This task calls for copying each line below that contains "cream".
Start of Block
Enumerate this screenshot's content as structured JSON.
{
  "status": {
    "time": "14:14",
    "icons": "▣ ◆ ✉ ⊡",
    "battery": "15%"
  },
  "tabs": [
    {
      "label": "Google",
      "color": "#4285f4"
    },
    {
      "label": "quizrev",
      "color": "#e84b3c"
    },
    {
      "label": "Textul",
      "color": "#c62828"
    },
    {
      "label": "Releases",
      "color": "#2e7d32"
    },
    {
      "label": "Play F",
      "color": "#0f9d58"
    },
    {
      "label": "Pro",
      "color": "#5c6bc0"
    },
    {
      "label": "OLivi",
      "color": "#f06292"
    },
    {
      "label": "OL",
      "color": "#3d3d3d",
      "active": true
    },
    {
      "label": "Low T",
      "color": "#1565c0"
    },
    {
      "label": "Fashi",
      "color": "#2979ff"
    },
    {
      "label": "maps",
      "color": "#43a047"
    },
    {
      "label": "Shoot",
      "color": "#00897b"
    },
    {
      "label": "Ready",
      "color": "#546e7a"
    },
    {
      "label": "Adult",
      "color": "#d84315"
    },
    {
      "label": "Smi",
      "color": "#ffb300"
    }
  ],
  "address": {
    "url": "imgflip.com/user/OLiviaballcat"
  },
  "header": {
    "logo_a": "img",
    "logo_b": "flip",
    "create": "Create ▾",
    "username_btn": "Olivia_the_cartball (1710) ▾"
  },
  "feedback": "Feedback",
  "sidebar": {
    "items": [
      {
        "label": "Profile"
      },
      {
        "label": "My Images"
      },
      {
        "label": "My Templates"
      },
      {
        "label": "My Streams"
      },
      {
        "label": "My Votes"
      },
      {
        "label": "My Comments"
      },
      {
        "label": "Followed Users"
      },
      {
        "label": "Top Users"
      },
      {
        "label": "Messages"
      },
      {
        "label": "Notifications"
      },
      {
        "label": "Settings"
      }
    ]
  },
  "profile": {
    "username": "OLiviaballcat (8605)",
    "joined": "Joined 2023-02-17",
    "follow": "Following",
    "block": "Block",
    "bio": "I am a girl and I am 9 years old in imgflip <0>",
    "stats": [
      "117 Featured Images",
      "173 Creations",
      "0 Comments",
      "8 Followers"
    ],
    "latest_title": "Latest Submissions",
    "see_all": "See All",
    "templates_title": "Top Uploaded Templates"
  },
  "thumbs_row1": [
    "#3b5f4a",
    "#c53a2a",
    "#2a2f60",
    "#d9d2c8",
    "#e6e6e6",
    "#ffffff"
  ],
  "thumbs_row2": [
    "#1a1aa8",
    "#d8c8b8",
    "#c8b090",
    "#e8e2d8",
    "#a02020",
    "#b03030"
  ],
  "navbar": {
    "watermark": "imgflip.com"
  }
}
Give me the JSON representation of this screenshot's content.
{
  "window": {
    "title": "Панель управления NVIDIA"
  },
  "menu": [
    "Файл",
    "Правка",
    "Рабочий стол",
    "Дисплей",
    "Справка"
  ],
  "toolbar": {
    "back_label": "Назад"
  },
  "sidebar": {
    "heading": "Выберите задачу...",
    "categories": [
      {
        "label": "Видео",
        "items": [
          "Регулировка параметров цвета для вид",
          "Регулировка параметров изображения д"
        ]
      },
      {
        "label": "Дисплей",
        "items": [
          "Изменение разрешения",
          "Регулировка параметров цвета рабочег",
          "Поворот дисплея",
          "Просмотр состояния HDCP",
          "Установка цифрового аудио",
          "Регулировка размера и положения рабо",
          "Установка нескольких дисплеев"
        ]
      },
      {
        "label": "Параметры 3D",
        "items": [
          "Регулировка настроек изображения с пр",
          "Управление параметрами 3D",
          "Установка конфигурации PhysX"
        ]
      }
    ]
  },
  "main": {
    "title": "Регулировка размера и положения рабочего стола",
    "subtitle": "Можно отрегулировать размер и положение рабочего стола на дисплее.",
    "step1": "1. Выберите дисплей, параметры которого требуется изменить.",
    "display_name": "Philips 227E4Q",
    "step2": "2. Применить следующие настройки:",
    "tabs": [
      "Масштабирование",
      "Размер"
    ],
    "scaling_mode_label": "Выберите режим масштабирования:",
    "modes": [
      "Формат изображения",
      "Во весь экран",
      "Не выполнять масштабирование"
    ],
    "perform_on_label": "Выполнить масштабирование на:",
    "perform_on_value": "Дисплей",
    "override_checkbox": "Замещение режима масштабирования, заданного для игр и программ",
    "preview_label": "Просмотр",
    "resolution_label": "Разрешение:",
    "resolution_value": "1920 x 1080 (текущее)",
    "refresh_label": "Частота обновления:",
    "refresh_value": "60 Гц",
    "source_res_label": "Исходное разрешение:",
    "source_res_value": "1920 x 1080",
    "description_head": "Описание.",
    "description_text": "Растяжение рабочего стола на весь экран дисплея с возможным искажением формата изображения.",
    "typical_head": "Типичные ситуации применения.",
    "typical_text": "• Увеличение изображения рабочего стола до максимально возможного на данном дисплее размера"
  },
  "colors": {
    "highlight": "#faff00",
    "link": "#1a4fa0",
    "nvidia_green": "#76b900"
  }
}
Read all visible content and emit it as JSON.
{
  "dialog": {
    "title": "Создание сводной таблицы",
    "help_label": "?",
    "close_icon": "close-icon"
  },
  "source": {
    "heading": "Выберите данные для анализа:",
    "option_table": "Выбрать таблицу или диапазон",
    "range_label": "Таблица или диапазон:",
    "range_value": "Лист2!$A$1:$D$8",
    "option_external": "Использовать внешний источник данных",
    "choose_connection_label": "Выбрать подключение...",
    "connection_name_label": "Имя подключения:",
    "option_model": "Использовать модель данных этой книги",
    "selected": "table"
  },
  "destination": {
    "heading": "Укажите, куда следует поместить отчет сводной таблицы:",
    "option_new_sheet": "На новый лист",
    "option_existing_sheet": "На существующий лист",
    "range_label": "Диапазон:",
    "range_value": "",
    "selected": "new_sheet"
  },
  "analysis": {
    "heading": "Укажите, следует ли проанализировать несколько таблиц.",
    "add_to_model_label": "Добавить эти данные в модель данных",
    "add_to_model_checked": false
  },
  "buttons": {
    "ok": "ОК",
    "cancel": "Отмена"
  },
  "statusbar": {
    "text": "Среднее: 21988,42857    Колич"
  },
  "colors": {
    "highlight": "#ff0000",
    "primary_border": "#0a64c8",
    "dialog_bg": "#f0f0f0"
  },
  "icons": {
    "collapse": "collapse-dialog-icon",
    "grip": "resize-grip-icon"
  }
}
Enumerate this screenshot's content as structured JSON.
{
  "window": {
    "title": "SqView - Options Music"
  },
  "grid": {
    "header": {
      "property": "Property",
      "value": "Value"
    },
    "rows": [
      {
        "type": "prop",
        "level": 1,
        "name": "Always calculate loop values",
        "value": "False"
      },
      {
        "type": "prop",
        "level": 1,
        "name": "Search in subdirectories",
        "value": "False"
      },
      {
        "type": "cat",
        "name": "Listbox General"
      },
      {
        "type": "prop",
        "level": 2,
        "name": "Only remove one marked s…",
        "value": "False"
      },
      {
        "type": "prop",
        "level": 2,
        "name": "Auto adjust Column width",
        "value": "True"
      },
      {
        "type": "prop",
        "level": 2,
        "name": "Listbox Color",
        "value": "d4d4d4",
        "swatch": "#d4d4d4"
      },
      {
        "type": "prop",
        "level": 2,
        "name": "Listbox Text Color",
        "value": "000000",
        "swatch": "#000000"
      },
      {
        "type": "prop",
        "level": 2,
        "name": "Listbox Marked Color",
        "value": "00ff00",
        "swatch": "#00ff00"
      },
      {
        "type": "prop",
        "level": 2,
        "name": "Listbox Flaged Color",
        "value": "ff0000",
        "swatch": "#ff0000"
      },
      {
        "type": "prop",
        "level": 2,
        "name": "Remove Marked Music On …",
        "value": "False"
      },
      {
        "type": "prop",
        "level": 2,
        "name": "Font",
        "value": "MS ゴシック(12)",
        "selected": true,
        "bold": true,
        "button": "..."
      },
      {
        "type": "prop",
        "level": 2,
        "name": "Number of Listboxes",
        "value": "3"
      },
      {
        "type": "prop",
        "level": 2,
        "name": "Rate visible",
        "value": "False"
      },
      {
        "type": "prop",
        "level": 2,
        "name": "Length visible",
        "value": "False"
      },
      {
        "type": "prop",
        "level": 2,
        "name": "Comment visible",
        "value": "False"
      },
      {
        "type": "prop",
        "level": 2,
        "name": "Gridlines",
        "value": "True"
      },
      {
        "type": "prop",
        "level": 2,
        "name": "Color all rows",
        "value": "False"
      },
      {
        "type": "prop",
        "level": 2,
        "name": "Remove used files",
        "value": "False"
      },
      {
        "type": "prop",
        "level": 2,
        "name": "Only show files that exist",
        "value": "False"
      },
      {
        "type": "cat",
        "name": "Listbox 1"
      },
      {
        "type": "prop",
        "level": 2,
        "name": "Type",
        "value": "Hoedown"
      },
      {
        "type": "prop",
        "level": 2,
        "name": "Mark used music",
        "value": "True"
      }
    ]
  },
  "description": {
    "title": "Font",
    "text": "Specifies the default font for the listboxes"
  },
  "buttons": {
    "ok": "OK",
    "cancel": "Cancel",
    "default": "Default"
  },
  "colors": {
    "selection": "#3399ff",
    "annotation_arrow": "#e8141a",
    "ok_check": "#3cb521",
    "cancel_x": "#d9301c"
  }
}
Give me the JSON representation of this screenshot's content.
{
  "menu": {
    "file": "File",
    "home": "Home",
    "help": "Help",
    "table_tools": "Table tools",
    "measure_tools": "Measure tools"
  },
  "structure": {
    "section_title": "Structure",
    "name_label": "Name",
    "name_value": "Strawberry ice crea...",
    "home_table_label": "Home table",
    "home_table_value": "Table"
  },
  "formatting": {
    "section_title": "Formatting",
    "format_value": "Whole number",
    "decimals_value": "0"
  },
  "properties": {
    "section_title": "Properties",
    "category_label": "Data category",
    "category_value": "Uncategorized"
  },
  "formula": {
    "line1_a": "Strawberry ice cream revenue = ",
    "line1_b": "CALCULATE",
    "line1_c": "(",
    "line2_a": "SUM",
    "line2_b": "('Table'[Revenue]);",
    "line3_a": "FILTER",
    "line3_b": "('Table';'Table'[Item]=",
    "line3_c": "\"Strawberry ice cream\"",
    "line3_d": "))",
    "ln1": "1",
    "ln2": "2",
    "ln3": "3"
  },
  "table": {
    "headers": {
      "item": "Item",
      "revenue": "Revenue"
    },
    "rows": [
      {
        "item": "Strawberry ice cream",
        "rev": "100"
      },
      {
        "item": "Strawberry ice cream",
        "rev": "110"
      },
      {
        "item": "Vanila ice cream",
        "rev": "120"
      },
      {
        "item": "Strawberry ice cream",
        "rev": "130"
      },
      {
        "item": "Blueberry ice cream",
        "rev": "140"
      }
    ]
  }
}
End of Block
Response
    "line1_a": "Strawberry ice cream revenue = ",
    "line3_c": "\"Strawberry ice cream\"",
        "item": "Strawberry ice cream",
        "item": "Strawberry ice cream",
        "item": "Vanila ice cream",
        "item": "Strawberry ice cream",
        "item": "Blueberry ice cream",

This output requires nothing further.